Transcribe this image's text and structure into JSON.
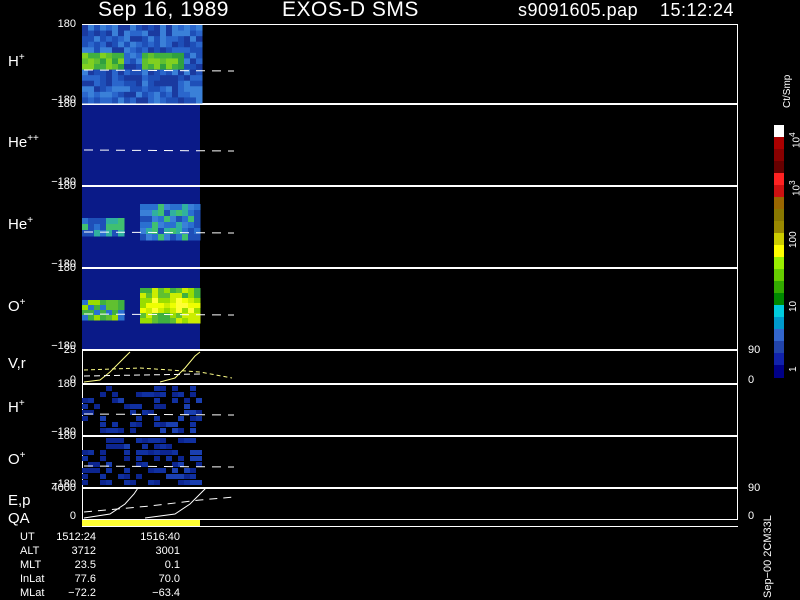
{
  "header": {
    "date": "Sep 16, 1989",
    "instrument": "EXOS-D SMS",
    "file": "s9091605.pap",
    "time": "15:12:24"
  },
  "panels": [
    {
      "label_base": "H",
      "label_sup": "+",
      "ymax": "180",
      "ymin": "−180"
    },
    {
      "label_base": "He",
      "label_sup": "++",
      "ymax": "180",
      "ymin": "−180"
    },
    {
      "label_base": "He",
      "label_sup": "+",
      "ymax": "180",
      "ymin": "−180"
    },
    {
      "label_base": "O",
      "label_sup": "+",
      "ymax": "180",
      "ymin": "−180"
    },
    {
      "label_base": "V,r",
      "label_sup": "",
      "ymax": "25",
      "ymin": "0",
      "right_top": "90",
      "right_bottom": "0"
    },
    {
      "label_base": "H",
      "label_sup": "+",
      "ymax": "180",
      "ymin": "−180"
    },
    {
      "label_base": "O",
      "label_sup": "+",
      "ymax": "180",
      "ymin": "−180"
    },
    {
      "label_base": "E,p",
      "label_sup": "",
      "ymax": "4000",
      "ymin": "0",
      "right_top": "90",
      "right_bottom": "0"
    }
  ],
  "qa_label": "QA",
  "colorbar": {
    "unit": "Ct/Smp",
    "ticks": [
      "1",
      "10",
      "100",
      "10",
      "10"
    ],
    "tick_sups": [
      "",
      "",
      "",
      "3",
      "4"
    ],
    "colors": [
      "#ffffff",
      "#aa0000",
      "#880000",
      "#660000",
      "#ff2222",
      "#cc1111",
      "#996600",
      "#887700",
      "#998800",
      "#cccc00",
      "#ffff00",
      "#99ee00",
      "#66cc00",
      "#33aa00",
      "#008800",
      "#00ccdd",
      "#0099cc",
      "#3366cc",
      "#2244aa",
      "#1122aa",
      "#000088"
    ]
  },
  "footer": {
    "labels": [
      "UT",
      "ALT",
      "MLT",
      "InLat",
      "MLat"
    ],
    "col1": [
      "1512:24",
      "3712",
      "23.5",
      "77.6",
      "−72.2"
    ],
    "col2": [
      "1516:40",
      "3001",
      "0.1",
      "70.0",
      "−63.4"
    ],
    "side_label": "Sep−00 2CM33L"
  },
  "chart_data": {
    "type": "heatmap",
    "title": "Sep 16, 1989   EXOS-D SMS",
    "colorbar_unit": "Ct/Smp",
    "colorbar_ticks": [
      "1",
      "10",
      "100",
      "10^3",
      "10^4"
    ],
    "time_range": [
      "1512:24",
      "1516:40"
    ],
    "panels": [
      "H+",
      "He++",
      "He+",
      "O+",
      "V,r",
      "H+",
      "O+",
      "E,p",
      "QA"
    ],
    "y_ranges": {
      "H+": [
        -180,
        180
      ],
      "He++": [
        -180,
        180
      ],
      "He+": [
        -180,
        180
      ],
      "O+": [
        -180,
        180
      ],
      "V,r": [
        0,
        25
      ],
      "E,p": [
        0,
        4000
      ]
    }
  }
}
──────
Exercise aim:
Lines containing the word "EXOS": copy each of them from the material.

Solution:
    "instrument": "EXOS-D SMS",
    "title": "Sep 16, 1989   EXOS-D SMS",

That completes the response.